In Genesis chapter 6:18, the Bible says that God told Noah and his household to enter the ark before the great flood. In Ezekiel chapter 14:20, the Bible says Noah will be saved without his household. Who is the Noah of Genesis and that of Ezekiel?

Both Noah's are the same. I think the problem is in understanding the meaning of the statement in Ezekiel. Noah is mentioned in two verses there. Here they are:

Ezekiel 14:14 Though these three men, Noah, Daniel, and Job, were in it, they should deliver but their own souls by their righteousness, saith the Lord GOD.
Ezekiel 14:20 Though Noah, Daniel, and Job, were in it, as I live, saith the Lord GOD, they shall deliver neither son nor daughter; they shall but deliver their own souls by their righteousness.

As you can see, three men are mentioned. They are Noah, Daniel, and Job. All three are major Bible characters and each of them is known for his righteousness. Noah delivered his family from the flood that destroyed the entire world because of his righteousness. Daniel was delivered from the mouth of lions because of his righteousness. Job's righteousness so impressed the Lord that He bragged on his righteousness to the devil.

Yet, by the time of Ezekiel (which is the time when Jerusalem was destroyed by the Babylonians), the Israelites had become so wicked that nothing could keep them from the coming destruction. Even if Noah, Daniel, and Job, some of the most righteous men who ever lived, were in the land, they would only be able to save themselves.
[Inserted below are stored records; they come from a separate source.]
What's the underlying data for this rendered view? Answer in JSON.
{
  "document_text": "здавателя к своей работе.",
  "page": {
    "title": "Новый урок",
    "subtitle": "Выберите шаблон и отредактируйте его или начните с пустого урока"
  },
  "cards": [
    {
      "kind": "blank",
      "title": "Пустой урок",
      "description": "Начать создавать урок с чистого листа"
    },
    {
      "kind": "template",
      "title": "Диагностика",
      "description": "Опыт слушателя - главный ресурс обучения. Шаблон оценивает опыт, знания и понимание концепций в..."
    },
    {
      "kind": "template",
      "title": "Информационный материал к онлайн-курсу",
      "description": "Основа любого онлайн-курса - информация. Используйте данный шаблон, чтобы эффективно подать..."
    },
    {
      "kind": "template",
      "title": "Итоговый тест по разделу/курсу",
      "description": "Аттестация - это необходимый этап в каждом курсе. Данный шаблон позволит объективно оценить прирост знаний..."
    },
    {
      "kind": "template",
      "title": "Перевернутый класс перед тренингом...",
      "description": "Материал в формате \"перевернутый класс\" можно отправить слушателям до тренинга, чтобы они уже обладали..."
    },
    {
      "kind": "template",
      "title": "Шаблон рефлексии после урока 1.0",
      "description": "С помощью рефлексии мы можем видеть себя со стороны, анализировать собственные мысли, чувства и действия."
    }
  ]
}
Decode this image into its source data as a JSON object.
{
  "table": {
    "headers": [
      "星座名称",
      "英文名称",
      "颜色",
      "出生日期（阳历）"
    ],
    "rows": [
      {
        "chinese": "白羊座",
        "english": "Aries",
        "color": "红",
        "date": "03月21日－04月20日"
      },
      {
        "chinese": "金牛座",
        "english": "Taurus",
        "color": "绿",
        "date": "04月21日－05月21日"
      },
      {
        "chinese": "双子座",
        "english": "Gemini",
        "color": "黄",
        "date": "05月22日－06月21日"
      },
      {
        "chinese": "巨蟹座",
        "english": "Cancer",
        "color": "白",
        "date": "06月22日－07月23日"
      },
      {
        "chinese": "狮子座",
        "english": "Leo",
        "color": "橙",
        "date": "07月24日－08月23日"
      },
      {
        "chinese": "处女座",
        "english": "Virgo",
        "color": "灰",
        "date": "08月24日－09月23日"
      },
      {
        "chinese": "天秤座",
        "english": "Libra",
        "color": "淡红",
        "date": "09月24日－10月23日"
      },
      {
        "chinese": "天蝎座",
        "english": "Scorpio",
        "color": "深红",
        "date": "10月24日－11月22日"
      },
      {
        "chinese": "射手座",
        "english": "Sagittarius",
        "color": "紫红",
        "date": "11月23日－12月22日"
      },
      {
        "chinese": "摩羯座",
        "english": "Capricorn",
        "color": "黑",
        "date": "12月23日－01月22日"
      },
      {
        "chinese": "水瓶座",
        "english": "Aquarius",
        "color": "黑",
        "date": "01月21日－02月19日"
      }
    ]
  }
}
I understand your problem with Noah. At the time of the flood, he was able to save himself and seven other family members. Yet, the Ezekiel passage states that these three men (including Noah) would not even be able to save a son or daughter. Can the Noah who saved his sons at the time of the flood be the same Noah who could not save a son in the time of Ezekiel? The thing that must be understood is that Ezekiel is speaking of the same Noah in a different situation. It is not that Noah is looked on as having two levels of righteousness, but rather that Noah is being looked at in two different times. The point is that God is more determined to destroy Israel for its wickedness than He was to destroy the world in the days of Noah. What Noah was able to do at the time of the flood he would not be able to do at the time of the Babylonian conquest. This is a statement about the greatness of the wickedness of Israel, not about the righteousness of Noah.